----- Dataset records -----

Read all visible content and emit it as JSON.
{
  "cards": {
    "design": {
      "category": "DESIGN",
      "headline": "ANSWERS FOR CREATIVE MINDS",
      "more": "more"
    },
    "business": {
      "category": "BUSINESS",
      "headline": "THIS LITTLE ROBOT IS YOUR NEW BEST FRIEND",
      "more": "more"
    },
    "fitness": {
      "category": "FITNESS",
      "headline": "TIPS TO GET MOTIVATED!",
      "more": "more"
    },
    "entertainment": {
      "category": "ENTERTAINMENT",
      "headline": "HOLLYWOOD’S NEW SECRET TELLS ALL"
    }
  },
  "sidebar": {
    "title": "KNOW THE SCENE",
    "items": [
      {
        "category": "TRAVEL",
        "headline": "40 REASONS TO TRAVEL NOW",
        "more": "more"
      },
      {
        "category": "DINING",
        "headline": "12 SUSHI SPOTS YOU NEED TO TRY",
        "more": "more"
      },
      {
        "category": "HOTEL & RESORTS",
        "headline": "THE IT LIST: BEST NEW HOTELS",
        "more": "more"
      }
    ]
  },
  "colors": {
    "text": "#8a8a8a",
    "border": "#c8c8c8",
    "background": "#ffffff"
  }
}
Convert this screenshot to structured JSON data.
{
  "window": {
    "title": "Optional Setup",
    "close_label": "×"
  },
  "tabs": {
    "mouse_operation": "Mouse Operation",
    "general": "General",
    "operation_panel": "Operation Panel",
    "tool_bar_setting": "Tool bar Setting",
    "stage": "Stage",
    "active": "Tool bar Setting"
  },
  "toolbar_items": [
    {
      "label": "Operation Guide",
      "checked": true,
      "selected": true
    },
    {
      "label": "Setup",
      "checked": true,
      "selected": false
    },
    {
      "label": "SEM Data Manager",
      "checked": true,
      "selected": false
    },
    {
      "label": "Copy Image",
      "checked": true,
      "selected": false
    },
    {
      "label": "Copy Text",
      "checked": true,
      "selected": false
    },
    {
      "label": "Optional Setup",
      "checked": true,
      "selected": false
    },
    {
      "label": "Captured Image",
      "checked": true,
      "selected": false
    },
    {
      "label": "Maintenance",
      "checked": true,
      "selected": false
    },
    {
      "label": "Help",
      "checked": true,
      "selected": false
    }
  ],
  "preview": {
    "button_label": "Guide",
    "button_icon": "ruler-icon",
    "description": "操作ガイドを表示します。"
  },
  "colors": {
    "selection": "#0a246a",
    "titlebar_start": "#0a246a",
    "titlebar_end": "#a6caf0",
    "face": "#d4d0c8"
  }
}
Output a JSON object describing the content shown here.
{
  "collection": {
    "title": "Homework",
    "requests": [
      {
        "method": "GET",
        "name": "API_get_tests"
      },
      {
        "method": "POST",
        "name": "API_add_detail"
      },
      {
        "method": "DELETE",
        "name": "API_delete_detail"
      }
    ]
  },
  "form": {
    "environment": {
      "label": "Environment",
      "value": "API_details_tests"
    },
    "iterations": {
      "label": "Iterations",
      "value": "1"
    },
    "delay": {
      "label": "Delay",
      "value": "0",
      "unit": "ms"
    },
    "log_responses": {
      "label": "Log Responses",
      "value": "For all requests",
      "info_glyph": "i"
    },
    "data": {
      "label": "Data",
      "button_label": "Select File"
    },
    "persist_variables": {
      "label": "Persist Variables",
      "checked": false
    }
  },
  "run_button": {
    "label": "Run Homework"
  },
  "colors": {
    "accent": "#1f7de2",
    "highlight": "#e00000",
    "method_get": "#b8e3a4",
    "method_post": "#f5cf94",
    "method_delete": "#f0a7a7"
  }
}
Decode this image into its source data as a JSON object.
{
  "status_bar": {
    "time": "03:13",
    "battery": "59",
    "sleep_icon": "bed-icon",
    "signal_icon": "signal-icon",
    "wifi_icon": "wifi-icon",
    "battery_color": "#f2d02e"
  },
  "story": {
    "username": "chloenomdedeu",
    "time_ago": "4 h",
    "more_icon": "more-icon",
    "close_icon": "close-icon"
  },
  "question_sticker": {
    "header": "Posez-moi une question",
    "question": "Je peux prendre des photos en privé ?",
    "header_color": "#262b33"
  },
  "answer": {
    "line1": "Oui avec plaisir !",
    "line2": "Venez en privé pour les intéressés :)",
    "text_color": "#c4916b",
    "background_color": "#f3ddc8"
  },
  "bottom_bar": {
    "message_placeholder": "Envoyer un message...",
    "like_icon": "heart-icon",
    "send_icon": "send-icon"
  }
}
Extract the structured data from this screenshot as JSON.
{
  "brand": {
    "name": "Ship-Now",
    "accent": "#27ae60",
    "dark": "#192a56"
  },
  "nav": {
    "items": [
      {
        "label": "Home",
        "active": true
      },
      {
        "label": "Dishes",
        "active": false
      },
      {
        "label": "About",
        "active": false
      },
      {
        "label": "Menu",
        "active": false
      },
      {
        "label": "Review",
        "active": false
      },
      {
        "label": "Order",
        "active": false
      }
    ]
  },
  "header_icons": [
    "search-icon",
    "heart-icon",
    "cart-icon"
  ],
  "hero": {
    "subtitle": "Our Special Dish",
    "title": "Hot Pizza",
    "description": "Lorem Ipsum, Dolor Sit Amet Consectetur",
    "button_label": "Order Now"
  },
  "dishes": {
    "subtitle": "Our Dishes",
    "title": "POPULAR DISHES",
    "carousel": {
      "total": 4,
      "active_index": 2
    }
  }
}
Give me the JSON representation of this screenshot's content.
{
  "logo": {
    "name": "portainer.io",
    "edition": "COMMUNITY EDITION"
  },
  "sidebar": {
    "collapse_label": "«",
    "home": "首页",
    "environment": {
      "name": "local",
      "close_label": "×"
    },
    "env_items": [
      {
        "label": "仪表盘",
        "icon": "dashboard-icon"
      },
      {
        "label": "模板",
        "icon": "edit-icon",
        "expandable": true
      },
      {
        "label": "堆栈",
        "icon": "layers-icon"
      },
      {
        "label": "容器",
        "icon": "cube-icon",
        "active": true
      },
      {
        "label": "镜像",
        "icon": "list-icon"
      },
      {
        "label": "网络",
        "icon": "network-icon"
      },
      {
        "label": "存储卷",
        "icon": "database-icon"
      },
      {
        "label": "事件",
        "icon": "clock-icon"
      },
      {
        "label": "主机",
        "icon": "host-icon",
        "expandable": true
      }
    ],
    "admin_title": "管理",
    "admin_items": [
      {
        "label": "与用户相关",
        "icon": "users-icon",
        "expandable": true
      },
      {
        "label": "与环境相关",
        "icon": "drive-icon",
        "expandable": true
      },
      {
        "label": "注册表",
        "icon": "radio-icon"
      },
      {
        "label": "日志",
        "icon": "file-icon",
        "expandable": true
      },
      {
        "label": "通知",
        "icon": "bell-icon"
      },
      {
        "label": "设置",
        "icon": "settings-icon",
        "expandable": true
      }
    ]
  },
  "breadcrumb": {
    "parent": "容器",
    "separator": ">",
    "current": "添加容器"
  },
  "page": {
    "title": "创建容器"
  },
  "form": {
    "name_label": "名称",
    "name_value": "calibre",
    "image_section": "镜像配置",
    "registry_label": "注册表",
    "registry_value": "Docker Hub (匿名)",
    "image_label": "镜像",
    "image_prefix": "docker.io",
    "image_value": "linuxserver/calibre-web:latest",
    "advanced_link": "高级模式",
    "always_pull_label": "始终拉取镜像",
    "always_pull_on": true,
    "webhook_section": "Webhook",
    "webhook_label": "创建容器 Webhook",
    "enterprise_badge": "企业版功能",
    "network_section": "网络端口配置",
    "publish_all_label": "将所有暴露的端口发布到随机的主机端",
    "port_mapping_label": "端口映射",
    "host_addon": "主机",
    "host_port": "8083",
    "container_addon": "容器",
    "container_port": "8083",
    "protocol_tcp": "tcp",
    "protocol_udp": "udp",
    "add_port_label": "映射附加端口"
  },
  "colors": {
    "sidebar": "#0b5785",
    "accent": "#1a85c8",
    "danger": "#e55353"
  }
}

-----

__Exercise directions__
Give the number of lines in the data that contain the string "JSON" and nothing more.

__Task response__
6